    1 year ago

    That came out a beautiful color :) A friend of mine does fiber dying and is always looking for new things to try. Do you know if this will grow in North Dakota?

    2 replies

    Reply 1 year ago

    Supposedly it will! I don't think it's very typical to cultivate it, since it prefers very soggy areas and deep shade. But you should be able to find it growing somewhere in ND, given the right environment. There is a range map here:


    Reply 1 year ago

    Where I find the best jewelweed around here (Lancaster County in PA) is in an area with sun at least part of the day, along the woods-edge areas. They grow in deep shade too, but the shaded plants I've seen are not as full and leafy as the ones that get just a bit more sun.

    Your tutorial is excellent--thank you.


    1 year ago

    I have never heard of jewelweed. I will have to see if we have any growing in the woods by the river. Are there any special characteristics that will help me locate some?

    2 replies

    Reply 1 year ago

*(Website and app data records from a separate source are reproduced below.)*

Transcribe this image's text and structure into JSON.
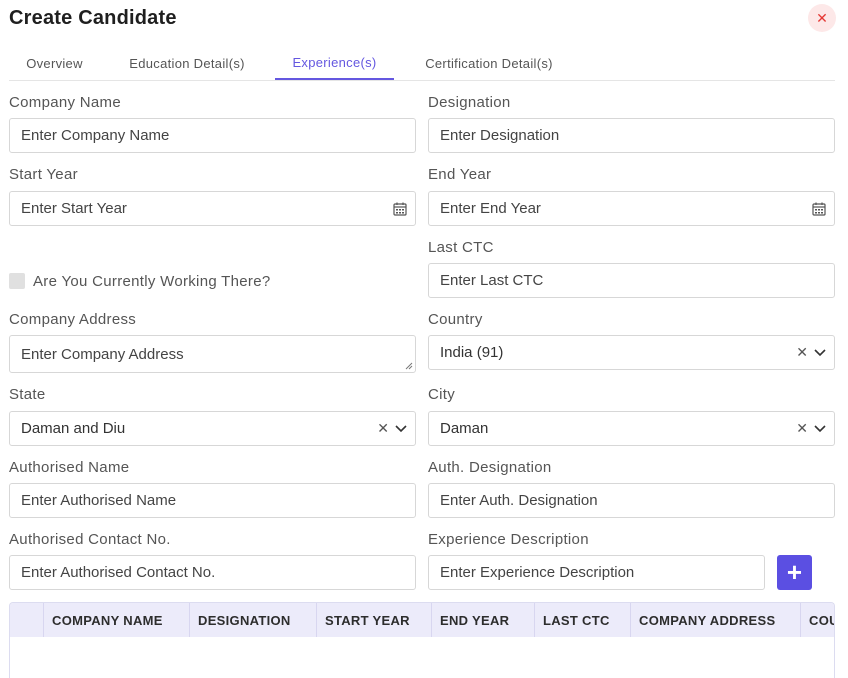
{
  "modal": {
    "title": "Create Candidate",
    "close_icon": "close-icon"
  },
  "tabs": [
    {
      "label": "Overview",
      "active": false
    },
    {
      "label": "Education Detail(s)",
      "active": false
    },
    {
      "label": "Experience(s)",
      "active": true
    },
    {
      "label": "Certification Detail(s)",
      "active": false
    }
  ],
  "form": {
    "company_name": {
      "label": "Company Name",
      "placeholder": "Enter Company Name"
    },
    "designation": {
      "label": "Designation",
      "placeholder": "Enter Designation"
    },
    "start_year": {
      "label": "Start Year",
      "placeholder": "Enter Start Year"
    },
    "end_year": {
      "label": "End Year",
      "placeholder": "Enter End Year"
    },
    "last_ctc": {
      "label": "Last CTC",
      "placeholder": "Enter Last CTC"
    },
    "currently_working": {
      "label": "Are You Currently Working There?",
      "checked": false
    },
    "company_address": {
      "label": "Company Address",
      "placeholder": "Enter Company Address"
    },
    "country": {
      "label": "Country",
      "value": "India (91)"
    },
    "state": {
      "label": "State",
      "value": "Daman and Diu"
    },
    "city": {
      "label": "City",
      "value": "Daman"
    },
    "authorised_name": {
      "label": "Authorised Name",
      "placeholder": "Enter Authorised Name"
    },
    "auth_designation": {
      "label": "Auth. Designation",
      "placeholder": "Enter Auth. Designation"
    },
    "authorised_contact": {
      "label": "Authorised Contact No.",
      "placeholder": "Enter Authorised Contact No."
    },
    "experience_description": {
      "label": "Experience Description",
      "placeholder": "Enter Experience Description"
    },
    "add_button_label": "+"
  },
  "table": {
    "columns": [
      "COMPANY NAME",
      "DESIGNATION",
      "START YEAR",
      "END YEAR",
      "LAST CTC",
      "COMPANY ADDRESS",
      "COU"
    ]
  },
  "colors": {
    "accent": "#6457e0",
    "add_button": "#5b4fe2",
    "close": "#e53935",
    "table_header_bg": "#ecebfa"
  }
}
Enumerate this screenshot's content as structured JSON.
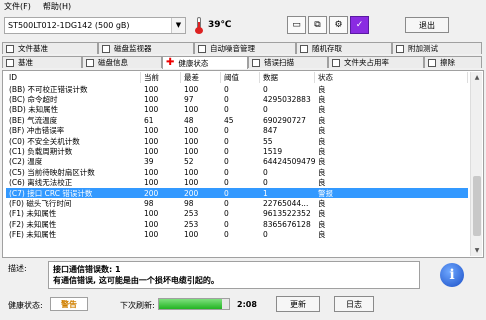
{
  "menu": {
    "file": "文件(F)",
    "help": "帮助(H)"
  },
  "toolbar": {
    "disk": "ST500LT012-1DG142 (500 gB)",
    "temperature": "39℃",
    "exit_label": "退出",
    "icons": [
      "window-icon",
      "copy-icon",
      "settings-icon",
      "check-icon"
    ]
  },
  "tabs_row1": [
    "文件基准",
    "磁盘监视器",
    "自动噪音管理",
    "随机存取",
    "附加测试"
  ],
  "tabs_row2": [
    "基准",
    "磁盘信息",
    "健康状态",
    "错误扫描",
    "文件夹占用率",
    "擦除"
  ],
  "active_tab": "健康状态",
  "table": {
    "headers": [
      "ID",
      "当前",
      "最差",
      "阈值",
      "数据",
      "状态"
    ],
    "rows": [
      [
        "(BB) 不可校正错误计数",
        "100",
        "100",
        "0",
        "0",
        "良"
      ],
      [
        "(BC) 命令超时",
        "100",
        "97",
        "0",
        "4295032883",
        "良"
      ],
      [
        "(BD) 未知属性",
        "100",
        "100",
        "0",
        "0",
        "良"
      ],
      [
        "(BE) 气流温度",
        "61",
        "48",
        "45",
        "690290727",
        "良"
      ],
      [
        "(BF) 冲击错误率",
        "100",
        "100",
        "0",
        "847",
        "良"
      ],
      [
        "(C0) 不安全关机计数",
        "100",
        "100",
        "0",
        "55",
        "良"
      ],
      [
        "(C1) 负载周期计数",
        "100",
        "100",
        "0",
        "1519",
        "良"
      ],
      [
        "(C2) 温度",
        "39",
        "52",
        "0",
        "64424509479",
        "良"
      ],
      [
        "(C5) 当前待映射扇区计数",
        "100",
        "100",
        "0",
        "0",
        "良"
      ],
      [
        "(C6) 离线无法校正",
        "100",
        "100",
        "0",
        "0",
        "良"
      ],
      [
        "(C7) 接口 CRC 错误计数",
        "200",
        "200",
        "0",
        "1",
        "警报"
      ],
      [
        "(F0) 磁头飞行时间",
        "98",
        "98",
        "0",
        "22765044...",
        "良"
      ],
      [
        "(F1) 未知属性",
        "100",
        "253",
        "0",
        "9613522352",
        "良"
      ],
      [
        "(F2) 未知属性",
        "100",
        "253",
        "0",
        "8365676128",
        "良"
      ],
      [
        "(FE) 未知属性",
        "100",
        "100",
        "0",
        "0",
        "良"
      ]
    ],
    "selected_index": 10
  },
  "description": {
    "label": "描述:",
    "line1": "接口通信错误数: 1",
    "line2": "有通信错误, 这可能是由一个损坏电缆引起的。"
  },
  "status": {
    "label": "健康状态:",
    "value": "警告",
    "value_color": "#d08000",
    "refresh_label": "下次刷新:",
    "countdown": "2:08",
    "progress_fraction": 0.9
  },
  "buttons": {
    "update": "更新",
    "log": "日志"
  }
}
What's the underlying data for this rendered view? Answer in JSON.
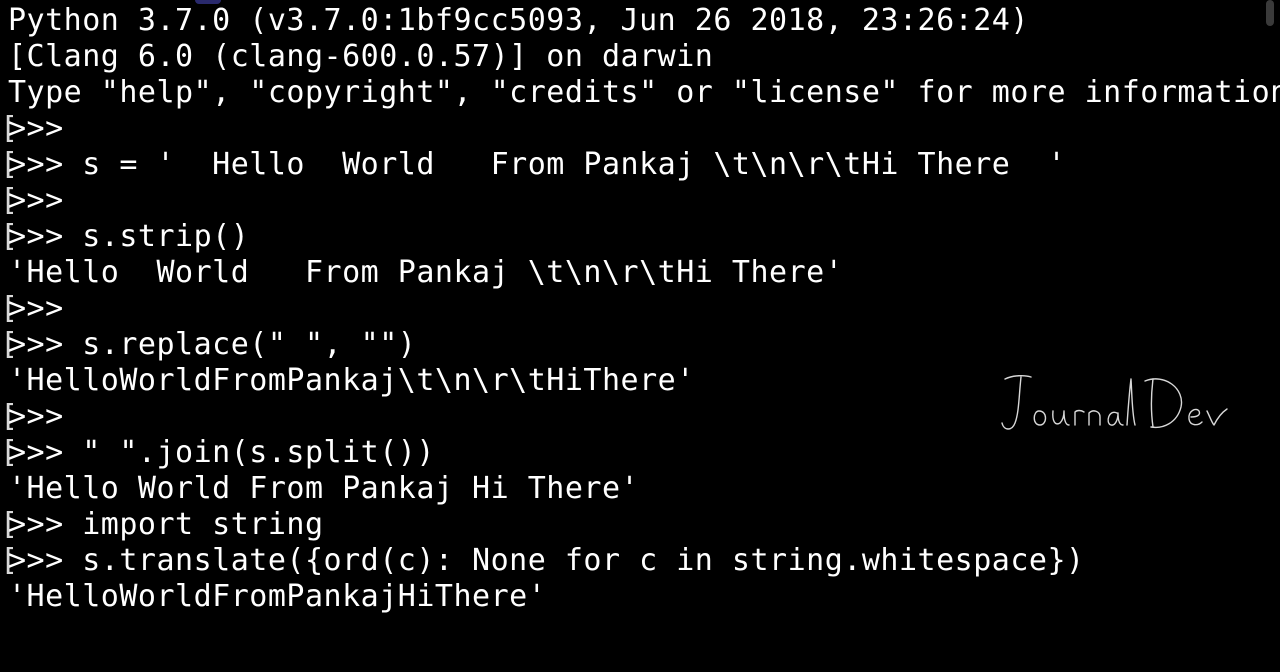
{
  "terminal": {
    "lines": [
      {
        "marker": false,
        "text": "Python 3.7.0 (v3.7.0:1bf9cc5093, Jun 26 2018, 23:26:24)"
      },
      {
        "marker": false,
        "text": "[Clang 6.0 (clang-600.0.57)] on darwin"
      },
      {
        "marker": false,
        "text": "Type \"help\", \"copyright\", \"credits\" or \"license\" for more information."
      },
      {
        "marker": true,
        "text": ">>>"
      },
      {
        "marker": true,
        "text": ">>> s = '  Hello  World   From Pankaj \\t\\n\\r\\tHi There  '"
      },
      {
        "marker": true,
        "text": ">>>"
      },
      {
        "marker": true,
        "text": ">>> s.strip()"
      },
      {
        "marker": false,
        "text": "'Hello  World   From Pankaj \\t\\n\\r\\tHi There'"
      },
      {
        "marker": true,
        "text": ">>>"
      },
      {
        "marker": true,
        "text": ">>> s.replace(\" \", \"\")"
      },
      {
        "marker": false,
        "text": "'HelloWorldFromPankaj\\t\\n\\r\\tHiThere'"
      },
      {
        "marker": true,
        "text": ">>>"
      },
      {
        "marker": true,
        "text": ">>> \" \".join(s.split())"
      },
      {
        "marker": false,
        "text": "'Hello World From Pankaj Hi There'"
      },
      {
        "marker": true,
        "text": ">>> import string"
      },
      {
        "marker": true,
        "text": ">>> s.translate({ord(c): None for c in string.whitespace})"
      },
      {
        "marker": false,
        "text": "'HelloWorldFromPankajHiThere'"
      }
    ],
    "marker_char": "[",
    "prompt": ">>>",
    "watermark": "JournalDev",
    "colors": {
      "background": "#000000",
      "foreground": "#ffffff",
      "cursor": "#a9a9a9"
    }
  }
}
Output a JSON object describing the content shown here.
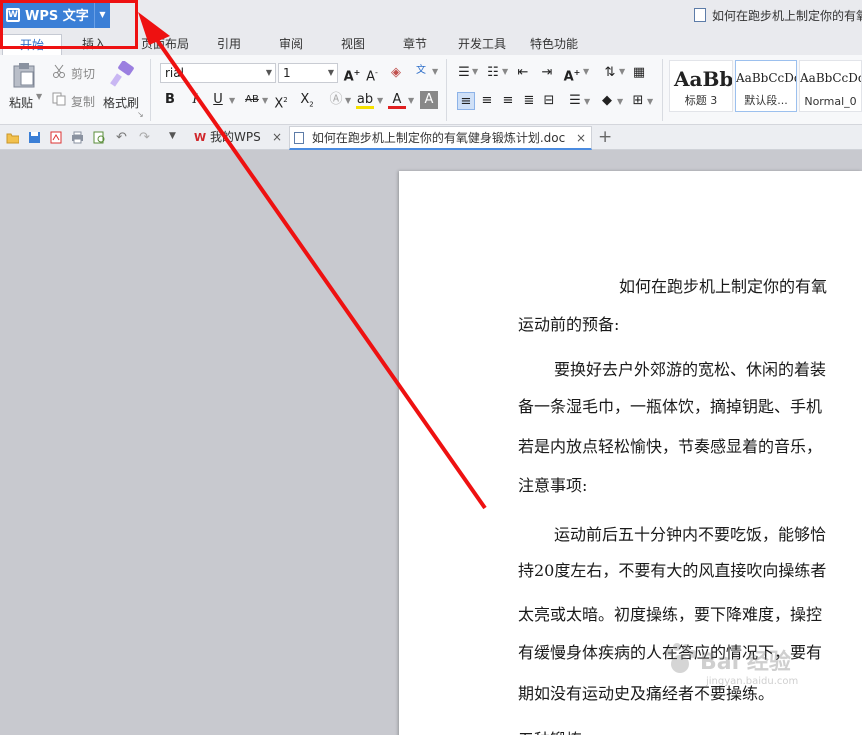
{
  "titlebar": {
    "app_menu_label": "WPS 文字",
    "document_title": "如何在跑步机上制定你的有氧"
  },
  "menu_tabs": [
    "开始",
    "插入",
    "页面布局",
    "引用",
    "审阅",
    "视图",
    "章节",
    "开发工具",
    "特色功能"
  ],
  "ribbon": {
    "paste": "粘贴",
    "cut": "剪切",
    "copy": "复制",
    "format_painter": "格式刷",
    "font_name": "rial",
    "font_size": "1",
    "styles": [
      {
        "preview": "AaBb(",
        "label": "标题 3"
      },
      {
        "preview": "AaBbCcDd",
        "label": "默认段..."
      },
      {
        "preview": "AaBbCcDd",
        "label": "Normal_0"
      }
    ]
  },
  "doc_tabs": {
    "home_tab": "我的WPS",
    "active_tab": "如何在跑步机上制定你的有氧健身锻炼计划.doc"
  },
  "document": {
    "lines": [
      "如何在跑步机上制定你的有氧",
      "运动前的预备:",
      "要换好去户外郊游的宽松、休闲的着装",
      "备一条湿毛巾，一瓶体饮，摘掉钥匙、手机",
      "若是内放点轻松愉快，节奏感显着的音乐，",
      "注意事项:",
      "运动前后五十分钟内不要吃饭，能够恰",
      "持20度左右，不要有大的风直接吹向操练者",
      "太亮或太暗。初度操练，要下降难度，操控",
      "有缓慢身体疾病的人在答应的情况下，要有",
      "期如没有运动史及痛经者不要操练。",
      "五种锻炼"
    ]
  },
  "watermark": {
    "text": "Bai 经验",
    "url_text": "jingyan.baidu.com"
  },
  "colors": {
    "accent": "#3b7fd6",
    "annotation": "#ee1111"
  }
}
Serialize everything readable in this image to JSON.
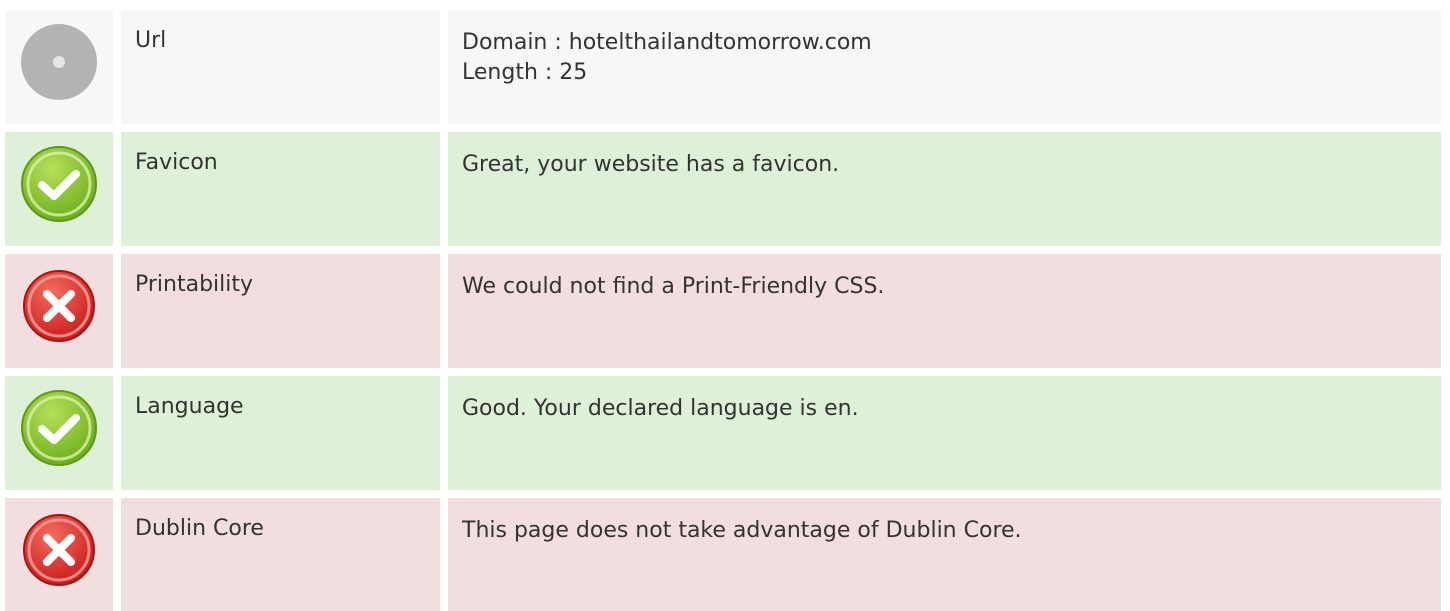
{
  "colors": {
    "neutral_bg": "#f7f7f7",
    "pass_bg": "#dff0d8",
    "fail_bg": "#f2dede",
    "text": "#333333",
    "pass_icon": "#8cc63f",
    "fail_icon": "#e0302e",
    "neutral_icon": "#b3b3b3"
  },
  "rows": [
    {
      "status": "neutral",
      "icon": "neutral-disc-icon",
      "label": "Url",
      "lines": [
        "Domain : hotelthailandtomorrow.com",
        "Length : 25"
      ]
    },
    {
      "status": "pass",
      "icon": "check-icon",
      "label": "Favicon",
      "lines": [
        "Great, your website has a favicon."
      ]
    },
    {
      "status": "fail",
      "icon": "cross-icon",
      "label": "Printability",
      "lines": [
        "We could not find a Print-Friendly CSS."
      ]
    },
    {
      "status": "pass",
      "icon": "check-icon",
      "label": "Language",
      "lines": [
        "Good. Your declared language is en."
      ]
    },
    {
      "status": "fail",
      "icon": "cross-icon",
      "label": "Dublin Core",
      "lines": [
        "This page does not take advantage of Dublin Core."
      ]
    }
  ]
}
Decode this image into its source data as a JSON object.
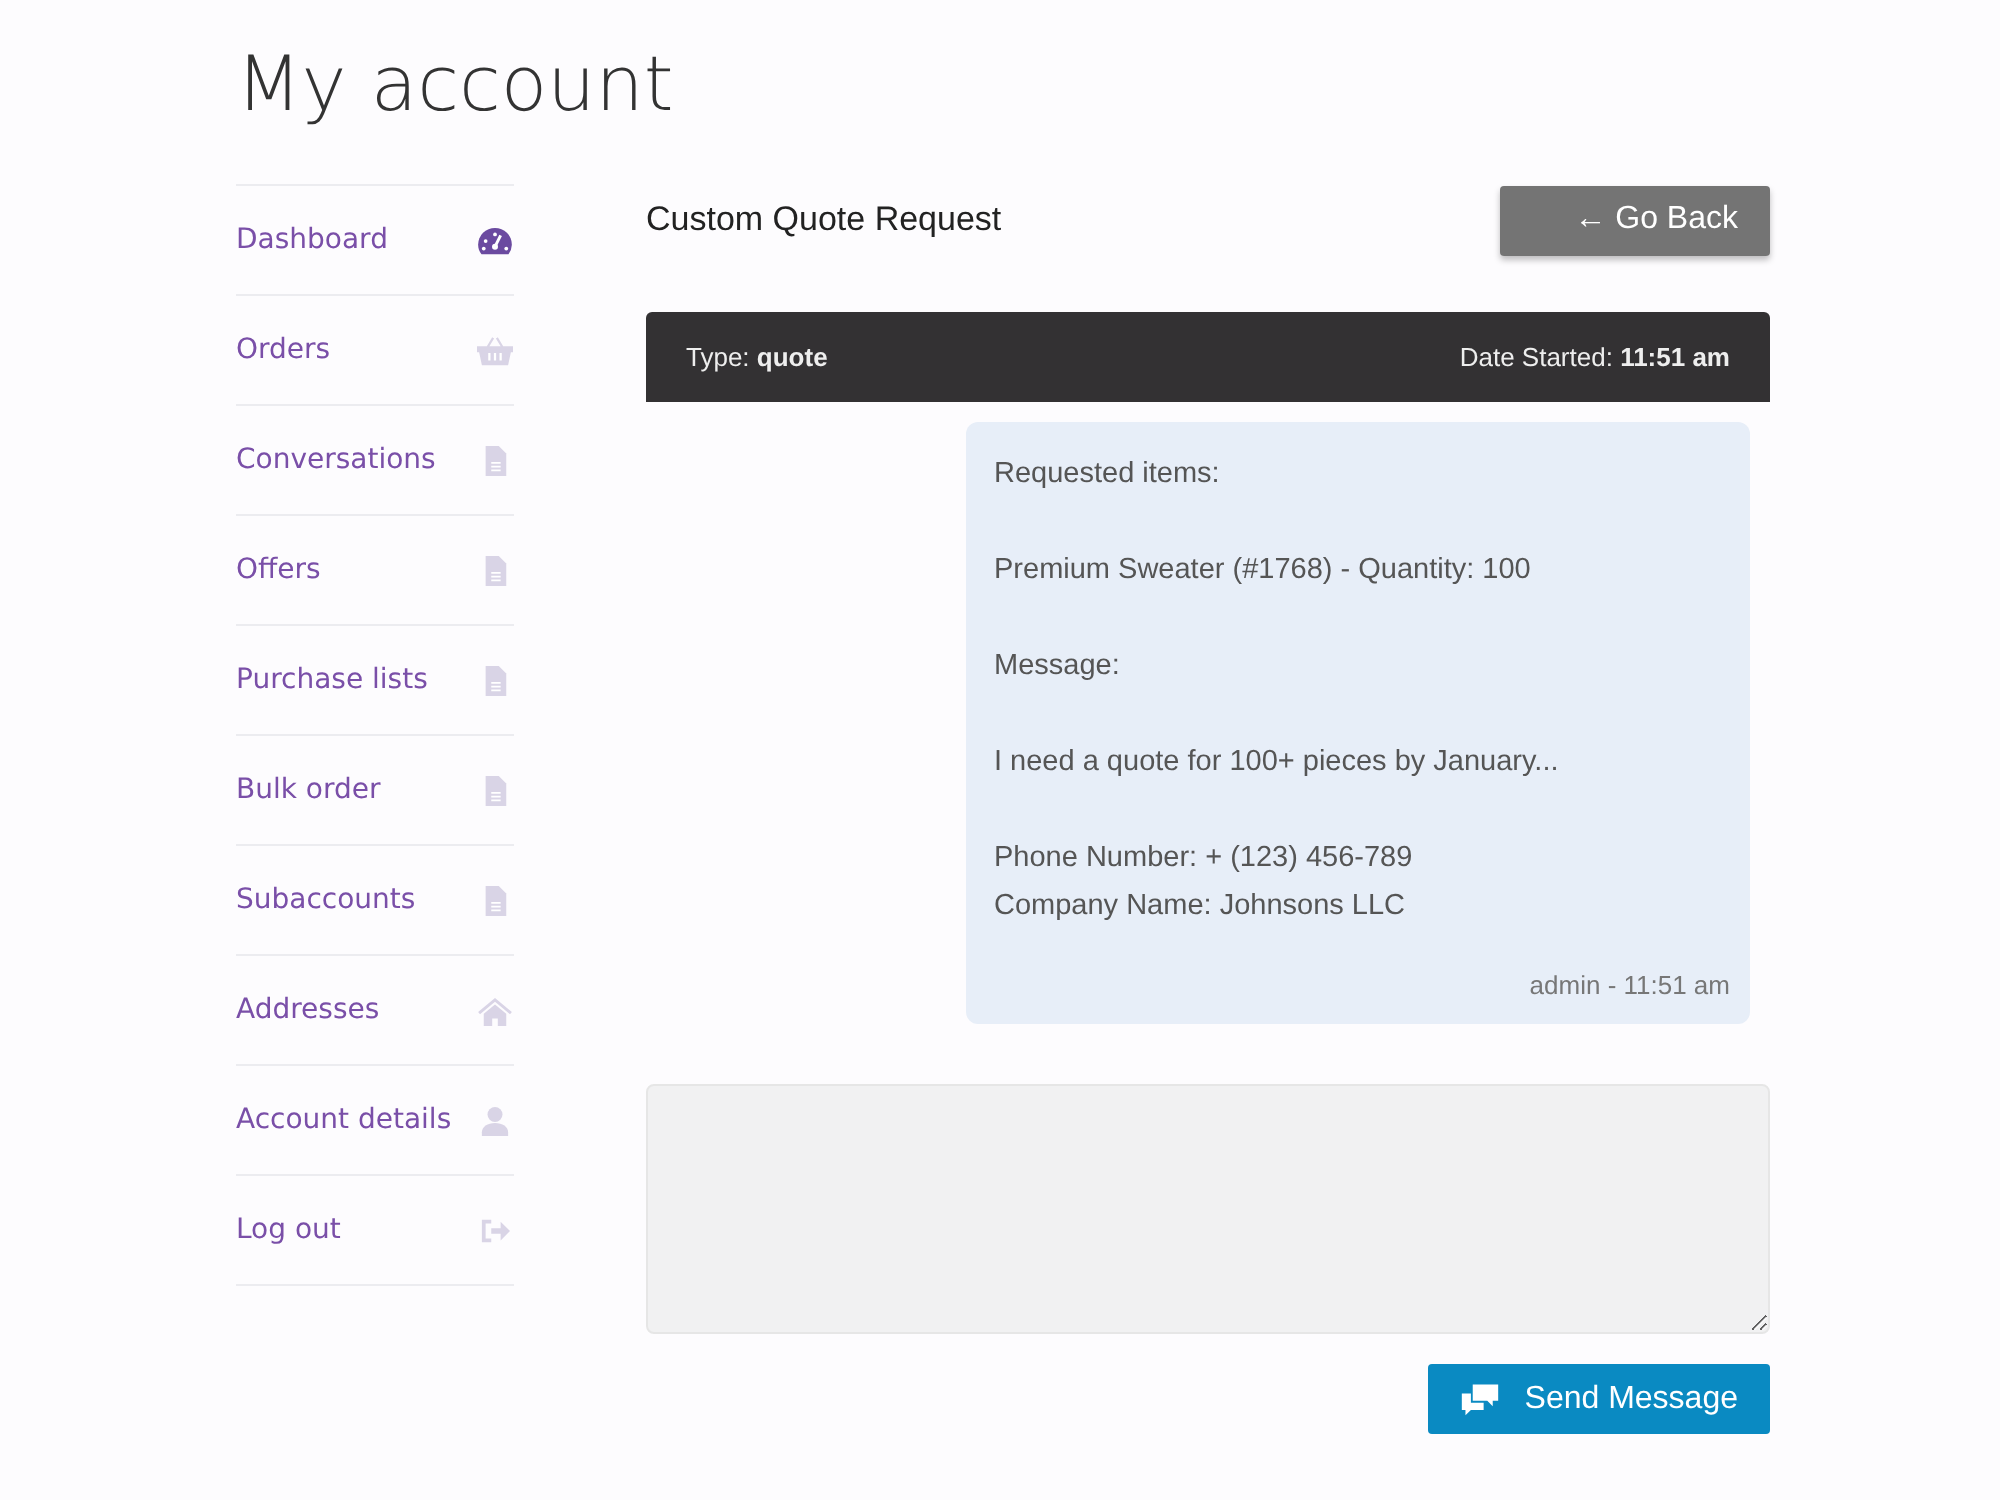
{
  "page_title": "My account",
  "sidebar": {
    "items": [
      {
        "label": "Dashboard",
        "selected": true
      },
      {
        "label": "Orders",
        "selected": false
      },
      {
        "label": "Conversations",
        "selected": false
      },
      {
        "label": "Offers",
        "selected": false
      },
      {
        "label": "Purchase lists",
        "selected": false
      },
      {
        "label": "Bulk order",
        "selected": false
      },
      {
        "label": "Subaccounts",
        "selected": false
      },
      {
        "label": "Addresses",
        "selected": false
      },
      {
        "label": "Account details",
        "selected": false
      },
      {
        "label": "Log out",
        "selected": false
      }
    ]
  },
  "conversation": {
    "title": "Custom Quote Request",
    "back_button": "← Go Back",
    "header": {
      "type": "Type: **quote**",
      "date": "Date Started: **11:51 am**"
    },
    "messages": [
      {
        "paragraphs": [
          [
            "Requested items:"
          ],
          [
            "Premium Sweater (#1768) - Quantity: 100"
          ],
          [
            "Message:"
          ],
          [
            "I need a quote for 100+ pieces by January..."
          ],
          [
            "Phone Number: + (123) 456-789",
            "Company Name: Johnsons LLC"
          ]
        ],
        "meta": "admin - 11:51 am"
      }
    ],
    "send_button": "Send Message"
  }
}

    That's a good place to look! (Though it's too late in the season to find any right now, at least where I am.) It won't necessarily be right next to the water, but in areas where the soil is swampy or muddy. It has very distinctively shaped lobed leaves, pictured under step 4, and it has a thick stalk that's slightly translucent and slimy when you cut it open. That slime is what's used as a skin balm. Later in the summer it has either yellow or orange flowers. I've only used the orange variety for dyeing, but I'm looking forward to trying yellow sometime. There are some good identification videos on youtube:


    Reply 1 year ago

    Thanks. I was figuring on waiting until spring.


    1 year ago

    Very cool. Whenever I got poison ivy as a kid, my mom would pick some jewel weed to rub on it. It's interesting that there's another use for the plant.

    1 reply

    Reply 1 year ago

    Yep, it grows everywhere where I grew up. I used it most often to soothe stinging nettle burns. I was really excited to discover that something so readily available (and free!) worked so well as a dye!


    1 year ago

    Very pretty! You can give your wool a diluted vinegar or citric acid bath to help set the color.

    You are making heirlooms! Such nice work! Thanks for shaing!

    1 reply

    Reply 1 year ago

    Thank you, and thanks for reading! :)